The usual things happened after that: a winner was named, teams celebrated, we drank together and talked- from the outside, a normal looking event. It wasn’t though, there was definitely that magic, a magic we strive to have at every event, but which at some, like Caracas, is just simply overwhelming.
It’s the magic that allows you to see, in one weekend, people truly become entrepreneurs; the magic that gives people the belief that they can really make a difference for themselves and others. It’s intoxicating and something I personally hadn’t had the chance to experience before, but the reason I know I love being a part of this world of entrepreneurship.
Unfortunately, there isn’t really a good way to conclude this story, probably because this is really just the beginning of story that is in full swing. A story where people in Venezuela are taking control against the odds and where entrepreneurs are helping not only themselves, but others around them take the reins of their own life through entrepreneurship. If it helps, consider this the foreword or introduction to the amazing things that unfold next.
Buenas noches, tengo sueno.
I have a lot of people to thank for this experience, not all of whom I’m going to be able to name. I have to start with Elizabeth Villareal. She was the first one I got to talk to about the event in Caracas and she not only put up with my bad Spanish for 5 days, she also fed and housed me the entire time. She made arrangements to have someone get me at the airport, she taught me new words, took me to see Caracas, shared new music and local foods with me, and made me feel welcome and comfortable the whole time. She and the Organizing team pulled off an amazing event, it was top notch in every way. Caracas’ first Startup Weekend did their country proud and I look forward to watching the ecosystem there continue to develop and strengthen. Muchas gracias Elizabeth!

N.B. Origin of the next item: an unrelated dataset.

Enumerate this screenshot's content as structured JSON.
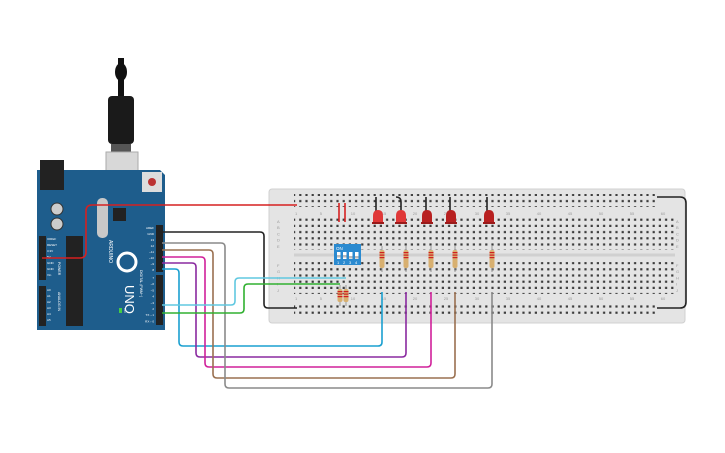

I also want to thank everyone at Wayra for not only sponsoring my trip down to Caracas, but also for allowing me to talk about Startup Weekend, welcoming me to their beautiful offices, for all their help putting on the event, and being a great champion of entrepreneurship in Venezuela. Startup Weekend and Wayra will be good friends for a long time I think.
I also want to thank the entire Organizing team, the staff at Accedde, the great coaches and mentors who gave their time, the judges, everyone who taught me a new word or went back and forth in English to help me, the passionate attendees who inspired and reminded me of everything great about entrepreneurship, and most of all, everyone who brought their passion and really made this something useful, inspirational, and educational for everyone involved.